Updated 29 October: Congress has approved the Government’s proposal for an estado de alarma to 9 May next year with a review in March. After next week, the end of the first fortnight of the new estado de alarma which the Government was able to impose without Parliamentary approval, regional Governments will be able to determine their own measures according to local rates of infection. Their power to do this requires the overarching framework of an estado de alarma but this is not a lockdown as it was earlier this year. It’s more of a curfew – toque de queda – that can see regions lifting it if their outbreak appears to be easing. The national Government said that the approval of its new state of emergency provided a wide horizon of security and stability for the autonomous regions to deal with the next half year of the pandemic.
Updated 27 October: The Spanish Government has announced that it has asked Congress for an extension of six months to the new estado de alarma/toque de queda but that after 9 November, the end of the initial fortnight that the Government can impose without Parliamentary approval, the regions will be able to decide for themselves whether to maintain the restrictions or not depending on regional conditions.
The change was announced earlier today by Spanish Finance minister María Jesús Montero who said that it was to protect the constitutional powers of the regional Governments and avoid the national measures being challenged in the Courts: this way an autonomous community which resists will be able simply to lift the restrictions and not have to take a legal route to try to get them removed. It also, undeniably, makes the Government’s own constitutional situation easier since there is far more flexibility in the arrangements for which agreement is being sought.
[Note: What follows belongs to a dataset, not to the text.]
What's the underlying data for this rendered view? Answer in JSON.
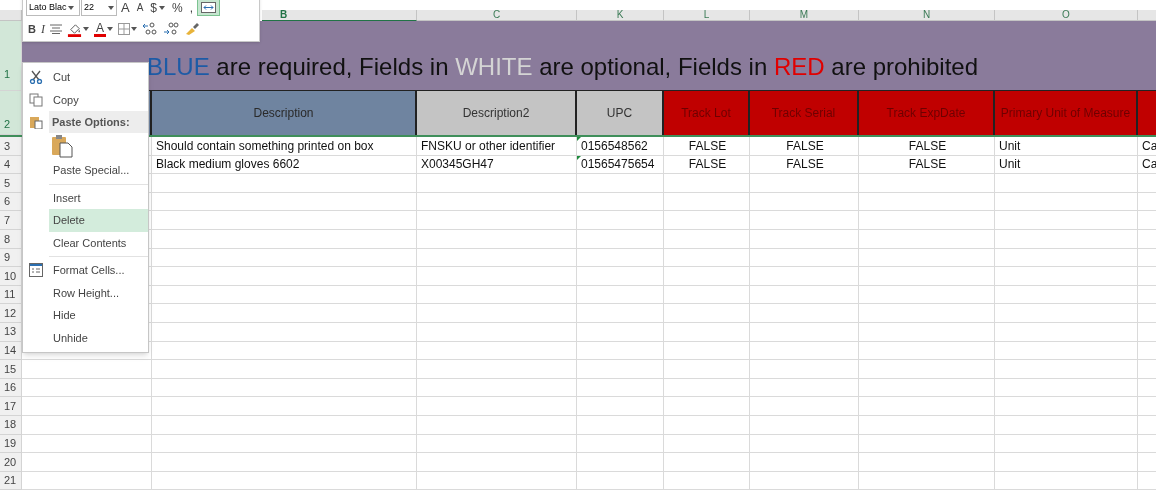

As we know, this does not affect the Canaries because we had been exempted from the new estado de alarma anyway, the only part of Spain not to be included, but several regions have already announced the measures they will keep in place after 9 November.
26 October: I’ve split the New Normal post because it was getting too long and unwieldy. As of yesterday, Spain is again under a state of emergency, an estado de alarma that primarily imposes a curfew after 11pm every night. Please note that the estado de alarma is in effect throughout the whole of Spain with the sole exception of the Canary Islands.
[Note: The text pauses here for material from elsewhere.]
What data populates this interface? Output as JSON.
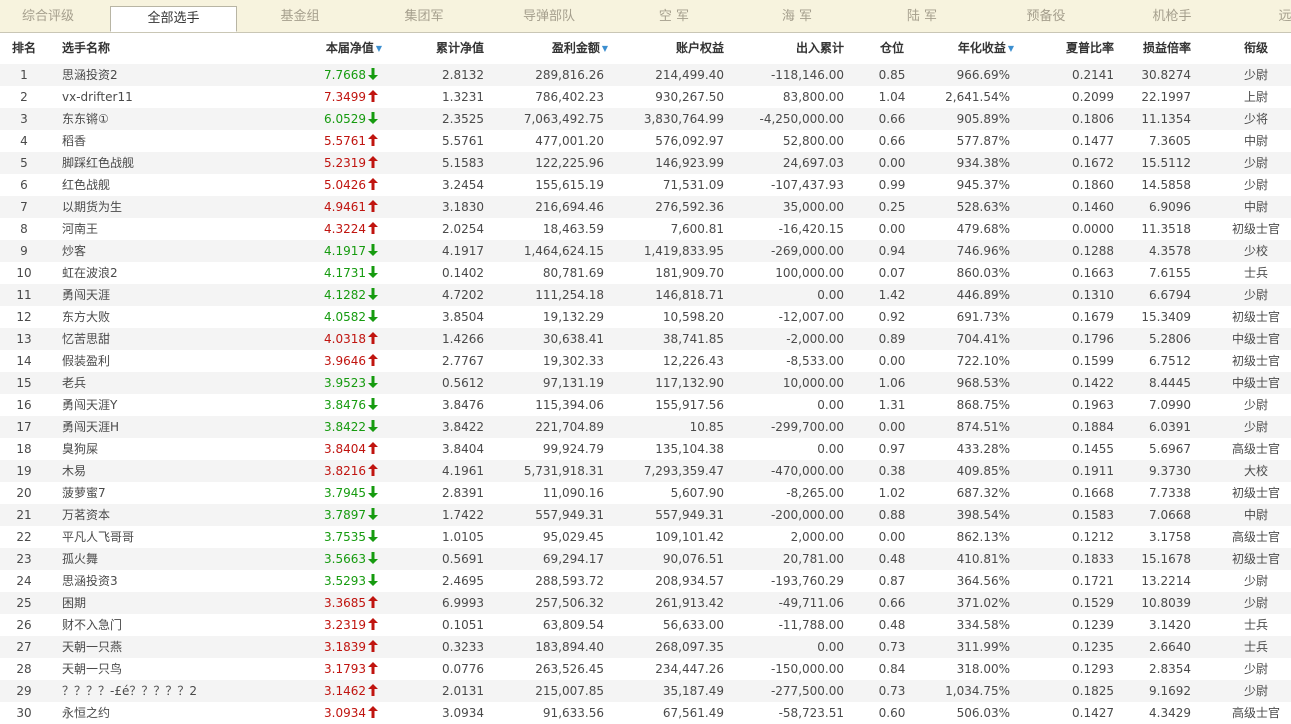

The situation in these islands will continue to be monitored, however, and we will find ourselves included in the national measures if our numbers start to rise. It behoves us all, therefore, to maximise our caution and compliance with the rules that are in place at the moment if we wish to avoid the further restrictions of the state of emergency.
For his part, Sánchez said that he understands the distress this causes. The PM said it’s difficult to conquer fear and overcome the fatigue of such a situation. Therefore, he said, he thanked us, all of us for the discipline we will need, for being our best selves and giving our combined strength, This way, the PM said, we will beat the virus, united against it.
The measures have been published in the BOE HERE.
Previous posts on the outbreak are HERE – the New Normal from the end of the de-escalation to the reimposition of the estado de alarma in October 2020; HERE – the de-escalation phases from the estado de alarma between April to June 2020; and the original post HERE on the outbreak itself, with case numbers, fatalities etc.